How many of you have allergies? It seems, in today’s world, most of the population has some sort of allergy. Perhaps this is a strange way to start out a blog on intonation…or perhaps not. If you have several allergies or severe allergies, you have likely gone to an allergist and been poked in the back with different allergens to see if you react. This is necessary to see which allergies need to be treated. This is akin to testing our flutes to see which notes “react” poorly. It’s also important to note that our intonation is a result of our instrument’s natural tendencies and our natural tendencies. An instrument cannot be solely blamed for bad intonation, but an instrument with better intonation will make our jobs easier.
This exercise is the bonding process for a flutist and their instrument. In order to play with good intonation, you first need to know what you’re up against. I use an intonation chart in tandem with the app RTTA Tuner. If you’re unfamiliar with this, RTTA stands for “real time tuning analysis”. The upside to working with this app is that when you stop sounding a note, the app retains the pitch of the note as you left it. This allows you to accurately see what your intonation on that note was after you stop playing the note. It’s difficult to get an exact reading of your pitch on most other tuners.

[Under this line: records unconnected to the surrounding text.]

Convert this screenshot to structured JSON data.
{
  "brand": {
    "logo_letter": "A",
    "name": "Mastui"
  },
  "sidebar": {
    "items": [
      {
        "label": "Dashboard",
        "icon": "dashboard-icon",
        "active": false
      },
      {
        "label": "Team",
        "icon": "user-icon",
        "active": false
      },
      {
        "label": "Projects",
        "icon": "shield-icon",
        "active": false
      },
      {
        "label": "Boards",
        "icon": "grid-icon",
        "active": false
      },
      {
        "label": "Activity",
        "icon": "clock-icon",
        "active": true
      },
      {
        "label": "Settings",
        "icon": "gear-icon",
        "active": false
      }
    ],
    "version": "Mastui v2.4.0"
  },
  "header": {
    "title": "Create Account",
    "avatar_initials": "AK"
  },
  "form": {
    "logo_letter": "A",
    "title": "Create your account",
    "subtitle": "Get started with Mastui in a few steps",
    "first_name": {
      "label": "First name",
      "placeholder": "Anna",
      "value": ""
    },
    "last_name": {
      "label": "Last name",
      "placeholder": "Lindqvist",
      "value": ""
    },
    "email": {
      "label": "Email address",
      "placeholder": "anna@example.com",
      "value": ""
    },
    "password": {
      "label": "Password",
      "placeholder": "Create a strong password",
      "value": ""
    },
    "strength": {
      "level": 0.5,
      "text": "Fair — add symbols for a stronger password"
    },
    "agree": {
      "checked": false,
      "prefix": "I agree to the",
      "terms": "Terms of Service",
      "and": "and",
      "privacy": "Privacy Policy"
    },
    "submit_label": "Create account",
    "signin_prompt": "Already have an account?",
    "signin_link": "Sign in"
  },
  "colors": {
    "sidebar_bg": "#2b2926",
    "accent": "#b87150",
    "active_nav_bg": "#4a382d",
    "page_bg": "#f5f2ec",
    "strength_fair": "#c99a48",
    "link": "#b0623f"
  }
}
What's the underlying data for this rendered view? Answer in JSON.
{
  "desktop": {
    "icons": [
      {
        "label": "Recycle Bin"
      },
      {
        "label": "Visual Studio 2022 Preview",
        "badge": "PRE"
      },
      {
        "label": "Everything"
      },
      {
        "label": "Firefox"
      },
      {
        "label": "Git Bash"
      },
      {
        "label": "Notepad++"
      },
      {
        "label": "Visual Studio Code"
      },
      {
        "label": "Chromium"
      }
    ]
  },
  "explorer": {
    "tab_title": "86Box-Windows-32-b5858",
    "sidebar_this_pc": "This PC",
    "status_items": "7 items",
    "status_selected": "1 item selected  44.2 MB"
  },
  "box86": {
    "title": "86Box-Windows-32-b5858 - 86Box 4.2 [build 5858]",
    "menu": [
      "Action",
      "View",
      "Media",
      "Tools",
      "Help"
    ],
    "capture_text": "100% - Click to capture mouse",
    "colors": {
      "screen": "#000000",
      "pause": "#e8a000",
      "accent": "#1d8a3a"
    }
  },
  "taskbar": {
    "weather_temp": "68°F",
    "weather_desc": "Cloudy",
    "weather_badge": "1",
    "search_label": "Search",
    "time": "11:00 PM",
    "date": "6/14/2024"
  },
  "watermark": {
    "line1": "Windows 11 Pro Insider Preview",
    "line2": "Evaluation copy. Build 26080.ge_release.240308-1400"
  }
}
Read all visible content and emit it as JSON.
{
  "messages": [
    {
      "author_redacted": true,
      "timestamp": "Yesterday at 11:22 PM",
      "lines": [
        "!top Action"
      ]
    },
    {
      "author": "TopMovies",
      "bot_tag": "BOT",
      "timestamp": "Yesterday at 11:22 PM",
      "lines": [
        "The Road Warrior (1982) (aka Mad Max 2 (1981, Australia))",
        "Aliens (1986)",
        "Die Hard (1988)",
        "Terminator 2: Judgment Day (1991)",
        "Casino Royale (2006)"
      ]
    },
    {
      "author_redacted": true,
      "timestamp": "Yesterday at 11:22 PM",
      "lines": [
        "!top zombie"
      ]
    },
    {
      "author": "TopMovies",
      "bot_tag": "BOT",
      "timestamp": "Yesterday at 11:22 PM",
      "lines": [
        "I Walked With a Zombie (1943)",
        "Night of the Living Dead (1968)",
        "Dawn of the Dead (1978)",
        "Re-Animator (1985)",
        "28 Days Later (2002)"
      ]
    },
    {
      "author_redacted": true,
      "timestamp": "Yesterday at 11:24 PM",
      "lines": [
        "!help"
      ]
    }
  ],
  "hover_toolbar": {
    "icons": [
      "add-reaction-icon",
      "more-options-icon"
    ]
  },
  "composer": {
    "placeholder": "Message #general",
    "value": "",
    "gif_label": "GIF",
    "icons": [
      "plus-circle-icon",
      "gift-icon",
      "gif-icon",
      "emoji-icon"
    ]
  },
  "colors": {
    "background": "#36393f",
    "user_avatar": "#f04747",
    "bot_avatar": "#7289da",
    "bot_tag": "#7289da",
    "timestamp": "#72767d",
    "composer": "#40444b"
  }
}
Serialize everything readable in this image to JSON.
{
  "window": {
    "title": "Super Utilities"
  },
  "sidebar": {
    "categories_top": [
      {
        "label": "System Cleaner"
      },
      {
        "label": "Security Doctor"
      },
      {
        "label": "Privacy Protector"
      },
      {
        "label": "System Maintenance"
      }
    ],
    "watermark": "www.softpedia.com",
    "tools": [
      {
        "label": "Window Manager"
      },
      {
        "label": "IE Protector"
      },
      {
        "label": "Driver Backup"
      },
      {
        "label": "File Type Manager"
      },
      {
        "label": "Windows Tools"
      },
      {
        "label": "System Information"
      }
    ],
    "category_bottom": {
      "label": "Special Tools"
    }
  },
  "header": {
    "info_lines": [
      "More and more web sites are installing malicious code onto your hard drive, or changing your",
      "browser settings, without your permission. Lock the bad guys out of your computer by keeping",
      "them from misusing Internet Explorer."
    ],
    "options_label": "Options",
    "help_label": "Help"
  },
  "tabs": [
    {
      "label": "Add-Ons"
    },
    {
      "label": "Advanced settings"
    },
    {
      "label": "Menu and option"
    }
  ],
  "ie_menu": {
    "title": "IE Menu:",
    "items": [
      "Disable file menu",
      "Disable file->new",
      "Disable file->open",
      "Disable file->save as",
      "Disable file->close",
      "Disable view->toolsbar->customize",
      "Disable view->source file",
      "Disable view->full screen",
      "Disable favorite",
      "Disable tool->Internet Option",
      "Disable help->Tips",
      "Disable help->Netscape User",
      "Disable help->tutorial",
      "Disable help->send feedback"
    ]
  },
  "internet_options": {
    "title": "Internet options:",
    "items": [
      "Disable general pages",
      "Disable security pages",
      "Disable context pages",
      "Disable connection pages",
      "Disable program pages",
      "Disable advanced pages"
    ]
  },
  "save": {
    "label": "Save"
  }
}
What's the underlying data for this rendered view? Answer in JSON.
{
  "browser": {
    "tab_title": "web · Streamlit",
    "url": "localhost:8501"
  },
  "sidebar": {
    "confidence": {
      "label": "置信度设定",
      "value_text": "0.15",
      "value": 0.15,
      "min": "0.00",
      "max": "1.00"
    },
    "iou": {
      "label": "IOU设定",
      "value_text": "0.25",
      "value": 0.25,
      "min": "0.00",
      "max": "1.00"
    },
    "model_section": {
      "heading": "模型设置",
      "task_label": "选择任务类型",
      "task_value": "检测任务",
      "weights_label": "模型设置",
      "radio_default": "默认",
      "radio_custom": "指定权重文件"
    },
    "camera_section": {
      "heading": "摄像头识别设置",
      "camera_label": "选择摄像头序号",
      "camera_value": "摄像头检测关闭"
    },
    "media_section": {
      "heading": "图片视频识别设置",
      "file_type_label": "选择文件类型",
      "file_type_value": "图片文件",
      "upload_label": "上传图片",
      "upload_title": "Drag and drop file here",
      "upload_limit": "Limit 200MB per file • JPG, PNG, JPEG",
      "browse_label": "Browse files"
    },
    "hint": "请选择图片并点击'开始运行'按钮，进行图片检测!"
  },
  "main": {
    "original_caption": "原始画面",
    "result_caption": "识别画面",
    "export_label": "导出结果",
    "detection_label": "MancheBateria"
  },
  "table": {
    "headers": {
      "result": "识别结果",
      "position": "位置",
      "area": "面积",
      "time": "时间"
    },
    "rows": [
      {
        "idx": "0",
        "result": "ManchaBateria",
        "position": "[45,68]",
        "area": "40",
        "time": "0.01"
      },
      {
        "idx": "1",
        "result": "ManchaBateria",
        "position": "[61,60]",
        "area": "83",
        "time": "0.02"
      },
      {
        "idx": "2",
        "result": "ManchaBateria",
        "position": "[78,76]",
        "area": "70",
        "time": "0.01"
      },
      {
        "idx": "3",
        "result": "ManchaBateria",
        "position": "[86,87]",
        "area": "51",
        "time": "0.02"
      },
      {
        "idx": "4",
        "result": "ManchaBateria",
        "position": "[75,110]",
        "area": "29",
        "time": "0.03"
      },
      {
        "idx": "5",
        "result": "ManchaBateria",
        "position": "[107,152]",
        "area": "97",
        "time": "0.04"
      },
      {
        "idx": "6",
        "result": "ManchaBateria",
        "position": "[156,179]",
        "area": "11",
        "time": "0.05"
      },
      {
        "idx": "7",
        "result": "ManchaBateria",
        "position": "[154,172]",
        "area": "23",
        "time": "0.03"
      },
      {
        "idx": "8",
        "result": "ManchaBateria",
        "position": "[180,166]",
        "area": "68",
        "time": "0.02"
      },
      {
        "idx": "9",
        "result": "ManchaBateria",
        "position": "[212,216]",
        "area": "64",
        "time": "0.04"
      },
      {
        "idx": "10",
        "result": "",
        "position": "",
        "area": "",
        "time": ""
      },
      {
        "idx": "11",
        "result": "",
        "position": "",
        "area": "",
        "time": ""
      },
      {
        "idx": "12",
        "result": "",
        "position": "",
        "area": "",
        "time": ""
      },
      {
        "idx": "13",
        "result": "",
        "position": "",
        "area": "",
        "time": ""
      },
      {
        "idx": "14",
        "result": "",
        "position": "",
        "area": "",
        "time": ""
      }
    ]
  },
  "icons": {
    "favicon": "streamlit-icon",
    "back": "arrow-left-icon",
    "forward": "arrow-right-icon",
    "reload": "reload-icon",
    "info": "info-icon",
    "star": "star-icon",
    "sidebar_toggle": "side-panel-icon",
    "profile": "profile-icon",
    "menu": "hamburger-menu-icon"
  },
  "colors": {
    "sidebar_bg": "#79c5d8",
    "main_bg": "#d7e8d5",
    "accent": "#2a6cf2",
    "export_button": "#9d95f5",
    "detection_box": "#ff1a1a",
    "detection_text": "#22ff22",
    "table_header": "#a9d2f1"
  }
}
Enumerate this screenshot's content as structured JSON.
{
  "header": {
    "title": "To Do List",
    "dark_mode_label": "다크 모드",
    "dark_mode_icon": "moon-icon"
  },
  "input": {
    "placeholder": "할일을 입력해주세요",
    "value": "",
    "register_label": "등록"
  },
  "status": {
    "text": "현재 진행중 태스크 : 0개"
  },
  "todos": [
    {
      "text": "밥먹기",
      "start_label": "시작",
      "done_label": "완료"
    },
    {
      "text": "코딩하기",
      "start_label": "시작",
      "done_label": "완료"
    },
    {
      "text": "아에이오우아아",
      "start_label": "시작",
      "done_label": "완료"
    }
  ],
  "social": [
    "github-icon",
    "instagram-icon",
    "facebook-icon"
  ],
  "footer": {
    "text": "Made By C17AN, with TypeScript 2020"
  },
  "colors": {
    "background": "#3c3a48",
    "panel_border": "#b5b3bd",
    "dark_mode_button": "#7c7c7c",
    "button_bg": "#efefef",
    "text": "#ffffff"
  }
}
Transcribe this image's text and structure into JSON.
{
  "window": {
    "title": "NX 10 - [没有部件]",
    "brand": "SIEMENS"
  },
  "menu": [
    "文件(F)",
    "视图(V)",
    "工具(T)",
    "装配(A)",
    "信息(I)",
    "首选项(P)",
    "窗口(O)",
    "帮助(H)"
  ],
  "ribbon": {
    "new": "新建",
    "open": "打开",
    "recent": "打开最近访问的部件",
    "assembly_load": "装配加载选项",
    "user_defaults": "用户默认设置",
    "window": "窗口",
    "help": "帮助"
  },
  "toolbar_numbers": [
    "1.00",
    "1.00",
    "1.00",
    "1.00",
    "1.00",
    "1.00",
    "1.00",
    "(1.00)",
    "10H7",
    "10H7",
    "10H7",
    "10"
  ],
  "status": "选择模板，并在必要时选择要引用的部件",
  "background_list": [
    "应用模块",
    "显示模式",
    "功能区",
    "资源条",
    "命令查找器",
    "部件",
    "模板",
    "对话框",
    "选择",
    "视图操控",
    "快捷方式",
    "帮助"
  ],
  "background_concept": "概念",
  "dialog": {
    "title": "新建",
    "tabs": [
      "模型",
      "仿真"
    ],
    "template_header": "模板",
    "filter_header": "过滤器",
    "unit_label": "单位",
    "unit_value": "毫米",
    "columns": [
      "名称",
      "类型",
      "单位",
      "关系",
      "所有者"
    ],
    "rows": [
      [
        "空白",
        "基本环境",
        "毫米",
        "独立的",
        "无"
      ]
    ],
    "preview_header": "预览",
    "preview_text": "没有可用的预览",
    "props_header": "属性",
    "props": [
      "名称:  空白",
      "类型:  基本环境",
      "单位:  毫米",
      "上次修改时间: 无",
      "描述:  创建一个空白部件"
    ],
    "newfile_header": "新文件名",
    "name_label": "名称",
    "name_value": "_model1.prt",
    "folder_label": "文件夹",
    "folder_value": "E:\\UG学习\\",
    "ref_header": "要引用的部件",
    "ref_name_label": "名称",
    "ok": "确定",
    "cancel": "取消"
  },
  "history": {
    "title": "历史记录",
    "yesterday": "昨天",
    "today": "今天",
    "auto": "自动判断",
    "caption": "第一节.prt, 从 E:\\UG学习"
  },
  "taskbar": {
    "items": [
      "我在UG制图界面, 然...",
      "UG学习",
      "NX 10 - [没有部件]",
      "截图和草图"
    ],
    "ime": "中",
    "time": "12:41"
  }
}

To put this exercise to work:
You can do this exercise as often as you like, but I would recommend completing no less than one chart per week. Refer to the most recent chart when you are completing a new chart, so you can anticipate problems. This exercise will not only help you to predict possible intonation problems, but it will also help refine your hearing. You will eventually be able to distinguish changes in intonation more precisely. This is the progress one of my students made over the course of four weeks.
1st: Top Left
2nd: Bottom Left
3rd: Top Right
4th: Bottom Right
Sorry for the shadow....